• YOUR GOAL: Copy exactly, and only, the lines from the one containing "Serialize everything readable" through the last line of the records below.

..........

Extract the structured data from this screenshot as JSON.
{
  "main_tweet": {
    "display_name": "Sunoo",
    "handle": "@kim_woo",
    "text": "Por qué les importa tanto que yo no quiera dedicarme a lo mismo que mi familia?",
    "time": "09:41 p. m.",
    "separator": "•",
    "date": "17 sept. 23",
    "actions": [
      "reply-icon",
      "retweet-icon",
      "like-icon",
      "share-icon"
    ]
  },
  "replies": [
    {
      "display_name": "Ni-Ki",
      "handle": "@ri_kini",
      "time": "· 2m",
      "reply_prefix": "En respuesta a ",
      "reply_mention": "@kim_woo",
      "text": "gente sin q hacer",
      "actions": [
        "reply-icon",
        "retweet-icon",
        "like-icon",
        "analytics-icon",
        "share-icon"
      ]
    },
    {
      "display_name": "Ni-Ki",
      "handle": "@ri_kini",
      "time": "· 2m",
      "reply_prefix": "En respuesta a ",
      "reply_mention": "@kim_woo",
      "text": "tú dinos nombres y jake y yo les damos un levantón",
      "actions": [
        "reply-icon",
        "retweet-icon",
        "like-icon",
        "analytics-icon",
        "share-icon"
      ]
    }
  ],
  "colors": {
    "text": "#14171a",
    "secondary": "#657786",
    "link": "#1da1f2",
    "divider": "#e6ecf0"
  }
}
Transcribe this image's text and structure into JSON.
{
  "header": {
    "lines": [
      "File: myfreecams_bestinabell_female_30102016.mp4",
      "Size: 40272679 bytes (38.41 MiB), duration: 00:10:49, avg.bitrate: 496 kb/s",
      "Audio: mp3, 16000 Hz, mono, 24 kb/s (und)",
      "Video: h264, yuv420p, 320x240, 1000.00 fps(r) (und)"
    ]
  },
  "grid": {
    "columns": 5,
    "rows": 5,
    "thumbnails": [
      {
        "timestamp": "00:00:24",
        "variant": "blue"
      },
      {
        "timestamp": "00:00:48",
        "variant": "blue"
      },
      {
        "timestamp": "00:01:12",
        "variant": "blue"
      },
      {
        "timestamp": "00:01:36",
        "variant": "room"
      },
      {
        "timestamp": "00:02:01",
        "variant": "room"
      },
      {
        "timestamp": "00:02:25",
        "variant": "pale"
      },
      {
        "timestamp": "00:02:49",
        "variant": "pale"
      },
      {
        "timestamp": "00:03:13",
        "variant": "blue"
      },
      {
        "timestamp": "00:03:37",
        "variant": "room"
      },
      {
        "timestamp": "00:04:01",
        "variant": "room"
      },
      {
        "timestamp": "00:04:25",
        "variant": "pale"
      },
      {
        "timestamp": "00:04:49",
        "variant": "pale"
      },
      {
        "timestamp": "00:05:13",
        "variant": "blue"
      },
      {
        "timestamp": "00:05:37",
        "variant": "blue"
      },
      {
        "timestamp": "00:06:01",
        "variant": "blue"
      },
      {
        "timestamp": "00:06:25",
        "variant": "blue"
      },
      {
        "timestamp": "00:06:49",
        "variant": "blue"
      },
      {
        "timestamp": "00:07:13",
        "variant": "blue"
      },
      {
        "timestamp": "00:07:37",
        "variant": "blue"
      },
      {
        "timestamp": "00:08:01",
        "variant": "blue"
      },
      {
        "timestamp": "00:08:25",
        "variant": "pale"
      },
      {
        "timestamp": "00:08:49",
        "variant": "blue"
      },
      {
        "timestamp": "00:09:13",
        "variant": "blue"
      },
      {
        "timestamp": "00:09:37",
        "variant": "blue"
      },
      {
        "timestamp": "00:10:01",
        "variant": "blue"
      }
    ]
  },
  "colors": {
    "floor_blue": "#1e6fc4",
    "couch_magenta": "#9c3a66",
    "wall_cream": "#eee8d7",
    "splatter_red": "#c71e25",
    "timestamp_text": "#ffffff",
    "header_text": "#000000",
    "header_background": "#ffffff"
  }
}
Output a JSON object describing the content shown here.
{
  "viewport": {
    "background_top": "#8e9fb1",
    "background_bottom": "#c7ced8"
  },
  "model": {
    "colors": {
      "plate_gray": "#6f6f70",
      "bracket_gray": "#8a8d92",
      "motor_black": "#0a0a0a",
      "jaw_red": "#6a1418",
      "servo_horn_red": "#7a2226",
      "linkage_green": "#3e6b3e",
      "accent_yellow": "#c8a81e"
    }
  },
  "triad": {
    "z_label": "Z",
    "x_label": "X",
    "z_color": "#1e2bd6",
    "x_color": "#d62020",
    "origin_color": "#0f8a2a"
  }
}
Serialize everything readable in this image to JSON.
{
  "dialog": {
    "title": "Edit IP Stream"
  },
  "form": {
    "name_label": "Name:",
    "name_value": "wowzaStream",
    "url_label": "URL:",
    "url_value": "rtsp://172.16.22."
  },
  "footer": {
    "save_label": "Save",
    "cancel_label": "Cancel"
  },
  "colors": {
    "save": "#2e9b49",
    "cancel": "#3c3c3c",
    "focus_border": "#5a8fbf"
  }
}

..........

• TASK OUTPUT:
Serialize everything readable in this image to JSON.
{
  "dialog": {
    "title": "Edit IP Stream"
  },
  "form": {
    "name_label": "Name:",
    "name_value": "wowzaStream",
    "url_label": "URL:",
    "url_value": "rtsp://172.16.22."
  },
  "footer": {
    "save_label": "Save",
    "cancel_label": "Cancel"
  },
  "colors": {
    "save": "#2e9b49",
    "cancel": "#3c3c3c",
    "focus_border": "#5a8fbf"
  }
}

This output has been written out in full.